Throughout Mike Zimmer’s tenure as an NFL head coach, we’ve seen him utilize defensive players after many deemed they were past their prime. Before his Minnesota Vikings days, Zimmer was the defensive coordinator for the Dallas Cowboys (2000-2006), Atlanta Falcons (2007) and the Cincinnati Bengals (2008-2013). Zimmer seemed to gain production from secondary players who had taken a step back statistically at every stop.
In 2000, Zimmer’s first year as the Cowboys defensive coordinator, 31-year-old cornerback Phillippi Sparks had a career renaissance in what turned out to be his final NFL season. Sparks finished the year with five interceptions, up from just one interception in his last year with the New York Giants. Sparks also served as a veteran leader in the secondary for up-and-coming corners, such as Mario Edwards, who would help the Cowboys finish third in passing defense in the 2001 season.
During Zimmer’s one-year stint with the Atlanta Falcons, he made use of 34-year-old safety Lawyer Milloy. He finished third in tackles for the Falcons in 2007 and tied for second on the team in interceptions. Those two picks were the most he’d had in over three years. Even on a team that finished near the bottom in overall defense (29th), Zimmer was able to regain some productivity from Milloy as he neared retirement. Milloy spent one more year in Atlanta and two more seasons with the Seattle Seahawks, but he was never able to regain the productivity he had in Atlanta with Zimmer.
In 2008, Zimmer was hired by the Cincinnati Bengals, where he continued to bring in veteran secondary players. Such was the case with 32-year-old Nate Clements, who signed in 2011. He had a bounce-back year in Cincinnati, finishing second on the team in interceptions.
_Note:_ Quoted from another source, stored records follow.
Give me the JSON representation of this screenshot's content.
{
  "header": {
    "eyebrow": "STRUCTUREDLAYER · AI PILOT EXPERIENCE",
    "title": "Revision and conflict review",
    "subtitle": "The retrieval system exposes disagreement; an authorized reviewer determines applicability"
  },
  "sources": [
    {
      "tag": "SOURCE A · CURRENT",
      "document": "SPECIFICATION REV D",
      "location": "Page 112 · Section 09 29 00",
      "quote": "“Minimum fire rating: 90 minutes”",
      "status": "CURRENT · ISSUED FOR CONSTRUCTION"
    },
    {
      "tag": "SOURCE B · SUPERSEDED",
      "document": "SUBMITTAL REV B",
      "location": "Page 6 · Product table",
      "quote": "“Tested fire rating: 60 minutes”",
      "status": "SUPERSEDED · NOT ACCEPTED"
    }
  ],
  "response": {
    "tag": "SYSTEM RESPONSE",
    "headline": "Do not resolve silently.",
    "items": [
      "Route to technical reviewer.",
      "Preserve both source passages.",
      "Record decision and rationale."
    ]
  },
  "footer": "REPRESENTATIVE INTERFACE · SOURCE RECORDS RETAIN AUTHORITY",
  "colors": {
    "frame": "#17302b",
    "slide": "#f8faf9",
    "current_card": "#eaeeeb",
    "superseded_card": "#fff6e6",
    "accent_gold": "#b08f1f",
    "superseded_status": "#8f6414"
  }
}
Zimmer also brought on Terence Newman, a 34-year-old corner who had spent his first four seasons with Zimmer in Dallas. He turned back the clock in Cincinnati. In his first season with the Bengals, Newman was fourth on the team in tackles and second in interceptions.
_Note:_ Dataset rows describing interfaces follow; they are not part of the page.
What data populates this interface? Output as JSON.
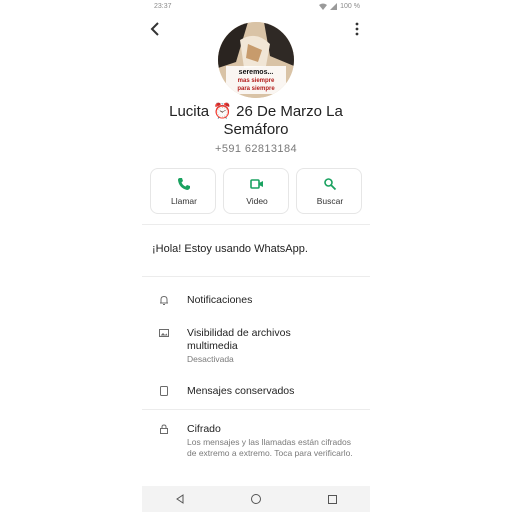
{
  "status_bar": {
    "time": "23:37",
    "battery": "100 %"
  },
  "header": {
    "back_icon": "arrow-back-icon",
    "more_icon": "more-vert-icon"
  },
  "contact": {
    "name": "Lucita ⏰ 26 De Marzo La Semáforo",
    "phone": "+591 62813184",
    "avatar_caption_line1": "seremos...",
    "avatar_caption_line2": "mas siempre",
    "avatar_caption_line3": "para siempre"
  },
  "actions": [
    {
      "label": "Llamar",
      "icon": "phone-icon"
    },
    {
      "label": "Video",
      "icon": "video-icon"
    },
    {
      "label": "Buscar",
      "icon": "search-icon"
    }
  ],
  "about": "¡Hola! Estoy usando WhatsApp.",
  "settings": [
    {
      "title": "Notificaciones",
      "subtitle": "",
      "icon": "bell-icon"
    },
    {
      "title": "Visibilidad de archivos multimedia",
      "subtitle": "Desactivada",
      "icon": "image-icon"
    },
    {
      "title": "Mensajes conservados",
      "subtitle": "",
      "icon": "bookmark-icon"
    },
    {
      "title": "Cifrado",
      "subtitle": "Los mensajes y las llamadas están cifrados de extremo a extremo. Toca para verificarlo.",
      "icon": "lock-icon"
    }
  ],
  "navbar": [
    "back-nav-icon",
    "home-nav-icon",
    "recents-nav-icon"
  ],
  "colors": {
    "accent": "#1aa260",
    "divider": "#ececec",
    "icon_gray": "#6b6b6b"
  }
}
Newman was an instant-impact signing when Zimmer brought him to Minnesota. He galvanized the cornerback room, and the Vikings defense catapulted to fifth in the league. Newman finished the year with the most interceptions he’d had in four years and finished fifth on the team in tackles. Newman was instrumental in leading the younger members of the secondary, notably Trae Waynes and Xavier Rhodes.
As Zimmer enters his eighth year in the Land of 10,000 Lakes, he once again will sign a veteran secondary player to provide consistency to a wayward cornerback room. This offseason, the Vikings signed 10-year veteran Patrick Peterson. He was coming off a string of subpar seasons, and he was the most penalized corner in the NFL last season. Given how often Zimmer has made a signing like this and the success he’s had with them, Peterson stands an excellent chance to return to his All-Pro form.
Should Peterson bounce back, the Minnesota defense could once again be one of the best in the league. Among this list of older corners Zimmer has signed, Peterson is statistically better and by far the most accomplished. Zimmer has proven over two decades in the NFL that he has the ability to put older corners in positions and defensive schemes to succeed. He has leaned on them to bring along younger members of the secondary, and Peterson’s signing is no different.
Peterson is looking for a bounceback season and a career reset, while Zimmer is looking for a veteran corner who can provide consistency and experience to a young cornerback room. Zimmer’s focus on bringing in older secondary players at every stop has worked, providing consistency on the field and veteran leadership off it. Time will tell if Zimmer can add Peterson to this list of success stories.